'''
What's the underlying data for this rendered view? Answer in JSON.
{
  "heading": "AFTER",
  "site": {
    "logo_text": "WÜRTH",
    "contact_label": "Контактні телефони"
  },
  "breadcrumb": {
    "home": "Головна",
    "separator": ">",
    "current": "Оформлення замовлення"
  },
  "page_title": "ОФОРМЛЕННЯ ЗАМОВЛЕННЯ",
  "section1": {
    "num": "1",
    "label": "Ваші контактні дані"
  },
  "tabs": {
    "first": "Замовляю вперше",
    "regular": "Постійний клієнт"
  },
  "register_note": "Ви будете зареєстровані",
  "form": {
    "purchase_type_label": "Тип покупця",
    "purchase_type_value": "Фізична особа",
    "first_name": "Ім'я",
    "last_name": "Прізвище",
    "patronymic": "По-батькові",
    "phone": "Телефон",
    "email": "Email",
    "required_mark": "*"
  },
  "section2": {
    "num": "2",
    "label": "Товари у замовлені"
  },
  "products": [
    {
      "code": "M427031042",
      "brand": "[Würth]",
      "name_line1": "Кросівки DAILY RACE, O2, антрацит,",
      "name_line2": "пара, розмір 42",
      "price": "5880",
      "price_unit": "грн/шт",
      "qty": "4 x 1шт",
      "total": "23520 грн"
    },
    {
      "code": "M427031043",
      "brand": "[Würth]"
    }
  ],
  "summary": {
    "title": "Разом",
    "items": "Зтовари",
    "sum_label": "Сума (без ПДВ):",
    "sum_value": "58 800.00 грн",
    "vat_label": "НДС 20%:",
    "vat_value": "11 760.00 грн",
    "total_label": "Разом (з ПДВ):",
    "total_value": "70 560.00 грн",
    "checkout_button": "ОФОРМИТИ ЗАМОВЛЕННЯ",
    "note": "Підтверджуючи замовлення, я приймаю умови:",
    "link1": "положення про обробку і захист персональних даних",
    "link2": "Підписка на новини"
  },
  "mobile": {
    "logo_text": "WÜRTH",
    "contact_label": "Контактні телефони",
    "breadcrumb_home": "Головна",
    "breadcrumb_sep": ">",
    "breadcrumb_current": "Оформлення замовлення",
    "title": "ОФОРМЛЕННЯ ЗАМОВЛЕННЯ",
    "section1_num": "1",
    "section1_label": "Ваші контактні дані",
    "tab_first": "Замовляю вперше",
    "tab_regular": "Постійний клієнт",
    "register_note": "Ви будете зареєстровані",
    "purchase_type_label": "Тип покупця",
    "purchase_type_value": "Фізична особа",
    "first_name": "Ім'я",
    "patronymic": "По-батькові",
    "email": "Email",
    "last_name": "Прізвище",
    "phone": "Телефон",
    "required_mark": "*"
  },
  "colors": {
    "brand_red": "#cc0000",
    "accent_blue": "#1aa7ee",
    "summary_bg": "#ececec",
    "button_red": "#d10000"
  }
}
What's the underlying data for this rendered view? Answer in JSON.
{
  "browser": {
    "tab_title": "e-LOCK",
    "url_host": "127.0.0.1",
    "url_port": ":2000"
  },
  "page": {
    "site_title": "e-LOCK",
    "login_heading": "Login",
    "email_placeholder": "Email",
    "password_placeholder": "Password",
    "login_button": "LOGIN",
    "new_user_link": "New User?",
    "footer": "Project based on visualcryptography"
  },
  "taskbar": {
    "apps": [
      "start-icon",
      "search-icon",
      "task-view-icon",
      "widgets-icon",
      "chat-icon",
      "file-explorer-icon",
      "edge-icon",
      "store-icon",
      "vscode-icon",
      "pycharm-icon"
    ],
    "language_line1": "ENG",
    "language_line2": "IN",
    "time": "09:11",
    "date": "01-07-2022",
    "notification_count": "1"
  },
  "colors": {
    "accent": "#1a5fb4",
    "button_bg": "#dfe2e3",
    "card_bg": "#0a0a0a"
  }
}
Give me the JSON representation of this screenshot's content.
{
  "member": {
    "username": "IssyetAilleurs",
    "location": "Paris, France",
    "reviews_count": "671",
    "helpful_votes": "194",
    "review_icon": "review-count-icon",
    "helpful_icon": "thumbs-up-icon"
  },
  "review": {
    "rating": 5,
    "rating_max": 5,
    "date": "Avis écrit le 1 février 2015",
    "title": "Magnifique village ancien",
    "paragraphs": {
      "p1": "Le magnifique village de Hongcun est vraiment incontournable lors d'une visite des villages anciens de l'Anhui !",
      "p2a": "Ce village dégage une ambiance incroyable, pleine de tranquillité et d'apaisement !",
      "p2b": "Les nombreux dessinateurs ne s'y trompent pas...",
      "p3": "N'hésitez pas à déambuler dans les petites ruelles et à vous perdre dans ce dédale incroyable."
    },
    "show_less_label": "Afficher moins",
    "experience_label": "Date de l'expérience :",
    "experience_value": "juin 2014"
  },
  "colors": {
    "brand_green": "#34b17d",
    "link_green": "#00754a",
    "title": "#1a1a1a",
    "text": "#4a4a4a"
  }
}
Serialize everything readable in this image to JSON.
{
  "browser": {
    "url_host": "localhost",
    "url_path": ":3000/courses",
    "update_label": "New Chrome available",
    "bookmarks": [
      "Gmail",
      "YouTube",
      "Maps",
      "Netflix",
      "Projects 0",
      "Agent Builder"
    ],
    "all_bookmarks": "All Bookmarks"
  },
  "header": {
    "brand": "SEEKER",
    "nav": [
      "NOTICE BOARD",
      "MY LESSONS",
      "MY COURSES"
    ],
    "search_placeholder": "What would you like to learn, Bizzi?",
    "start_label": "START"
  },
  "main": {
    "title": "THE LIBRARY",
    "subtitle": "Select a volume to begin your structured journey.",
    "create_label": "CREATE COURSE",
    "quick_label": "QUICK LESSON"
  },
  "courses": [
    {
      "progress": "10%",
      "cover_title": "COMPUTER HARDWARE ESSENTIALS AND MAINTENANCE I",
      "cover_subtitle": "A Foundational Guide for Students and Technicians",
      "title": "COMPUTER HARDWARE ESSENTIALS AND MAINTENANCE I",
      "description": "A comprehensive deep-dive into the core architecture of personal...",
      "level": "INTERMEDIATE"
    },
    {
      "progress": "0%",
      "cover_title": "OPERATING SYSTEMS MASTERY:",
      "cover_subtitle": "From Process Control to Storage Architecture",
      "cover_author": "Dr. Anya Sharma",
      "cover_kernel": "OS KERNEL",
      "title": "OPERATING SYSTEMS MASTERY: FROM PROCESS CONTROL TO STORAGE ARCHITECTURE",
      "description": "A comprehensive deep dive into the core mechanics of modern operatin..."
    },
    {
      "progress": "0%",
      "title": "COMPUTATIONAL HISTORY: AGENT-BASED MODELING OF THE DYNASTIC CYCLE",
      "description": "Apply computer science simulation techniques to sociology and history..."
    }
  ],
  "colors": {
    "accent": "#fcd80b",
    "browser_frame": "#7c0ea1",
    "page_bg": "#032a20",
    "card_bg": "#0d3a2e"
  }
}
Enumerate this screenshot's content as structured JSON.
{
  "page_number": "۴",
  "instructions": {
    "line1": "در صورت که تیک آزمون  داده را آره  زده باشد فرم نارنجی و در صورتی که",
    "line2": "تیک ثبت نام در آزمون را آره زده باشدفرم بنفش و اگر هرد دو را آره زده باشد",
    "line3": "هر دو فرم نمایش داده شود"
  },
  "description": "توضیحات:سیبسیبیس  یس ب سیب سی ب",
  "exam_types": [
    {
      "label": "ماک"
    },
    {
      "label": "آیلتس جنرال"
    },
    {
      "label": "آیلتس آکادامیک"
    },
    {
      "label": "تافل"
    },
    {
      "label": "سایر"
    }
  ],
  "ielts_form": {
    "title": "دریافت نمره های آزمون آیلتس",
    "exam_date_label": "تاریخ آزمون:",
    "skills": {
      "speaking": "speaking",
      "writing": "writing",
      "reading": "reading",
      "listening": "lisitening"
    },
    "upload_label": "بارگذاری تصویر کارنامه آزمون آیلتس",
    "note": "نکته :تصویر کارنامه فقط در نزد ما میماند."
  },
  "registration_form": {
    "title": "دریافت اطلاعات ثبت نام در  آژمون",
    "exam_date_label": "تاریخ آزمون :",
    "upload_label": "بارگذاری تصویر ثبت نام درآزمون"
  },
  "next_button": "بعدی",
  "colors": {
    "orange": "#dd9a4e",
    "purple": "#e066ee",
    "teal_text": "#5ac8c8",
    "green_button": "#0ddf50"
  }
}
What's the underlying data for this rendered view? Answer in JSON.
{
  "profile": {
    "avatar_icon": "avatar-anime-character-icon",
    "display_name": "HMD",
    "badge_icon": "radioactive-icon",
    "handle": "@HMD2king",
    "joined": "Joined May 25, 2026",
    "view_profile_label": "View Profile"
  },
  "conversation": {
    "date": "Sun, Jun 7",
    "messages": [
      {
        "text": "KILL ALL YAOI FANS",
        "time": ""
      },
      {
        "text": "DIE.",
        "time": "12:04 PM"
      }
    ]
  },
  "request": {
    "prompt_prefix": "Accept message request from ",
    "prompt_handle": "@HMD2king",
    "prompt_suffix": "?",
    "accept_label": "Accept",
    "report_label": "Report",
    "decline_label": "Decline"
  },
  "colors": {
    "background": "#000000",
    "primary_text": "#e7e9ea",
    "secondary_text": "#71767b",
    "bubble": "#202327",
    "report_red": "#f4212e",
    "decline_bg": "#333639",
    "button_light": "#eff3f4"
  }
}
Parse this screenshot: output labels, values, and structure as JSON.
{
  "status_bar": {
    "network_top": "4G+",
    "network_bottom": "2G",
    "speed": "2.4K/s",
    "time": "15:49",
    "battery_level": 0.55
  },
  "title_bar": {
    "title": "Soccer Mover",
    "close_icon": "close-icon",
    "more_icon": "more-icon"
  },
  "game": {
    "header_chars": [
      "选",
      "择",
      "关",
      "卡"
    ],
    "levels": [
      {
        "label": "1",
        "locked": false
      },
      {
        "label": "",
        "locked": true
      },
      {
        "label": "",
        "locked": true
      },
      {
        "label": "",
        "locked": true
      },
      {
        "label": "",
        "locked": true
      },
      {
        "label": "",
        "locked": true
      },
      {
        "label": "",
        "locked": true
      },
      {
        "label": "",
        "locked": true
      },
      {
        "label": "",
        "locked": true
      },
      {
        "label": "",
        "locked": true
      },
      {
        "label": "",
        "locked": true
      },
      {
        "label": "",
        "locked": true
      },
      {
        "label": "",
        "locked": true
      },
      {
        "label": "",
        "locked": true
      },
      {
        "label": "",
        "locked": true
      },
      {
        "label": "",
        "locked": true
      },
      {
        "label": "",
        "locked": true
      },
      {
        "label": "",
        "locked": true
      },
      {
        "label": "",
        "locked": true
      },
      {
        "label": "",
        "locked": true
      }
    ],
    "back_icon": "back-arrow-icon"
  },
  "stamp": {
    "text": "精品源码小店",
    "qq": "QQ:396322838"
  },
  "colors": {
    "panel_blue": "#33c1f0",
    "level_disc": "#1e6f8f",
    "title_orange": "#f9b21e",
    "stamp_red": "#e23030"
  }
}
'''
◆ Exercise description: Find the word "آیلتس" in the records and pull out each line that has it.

◆ Output of the task:
      "label": "آیلتس جنرال"
      "label": "آیلتس آکادامیک"
    "title": "دریافت نمره های آزمون آیلتس",
    "upload_label": "بارگذاری تصویر کارنامه آزمون آیلتس",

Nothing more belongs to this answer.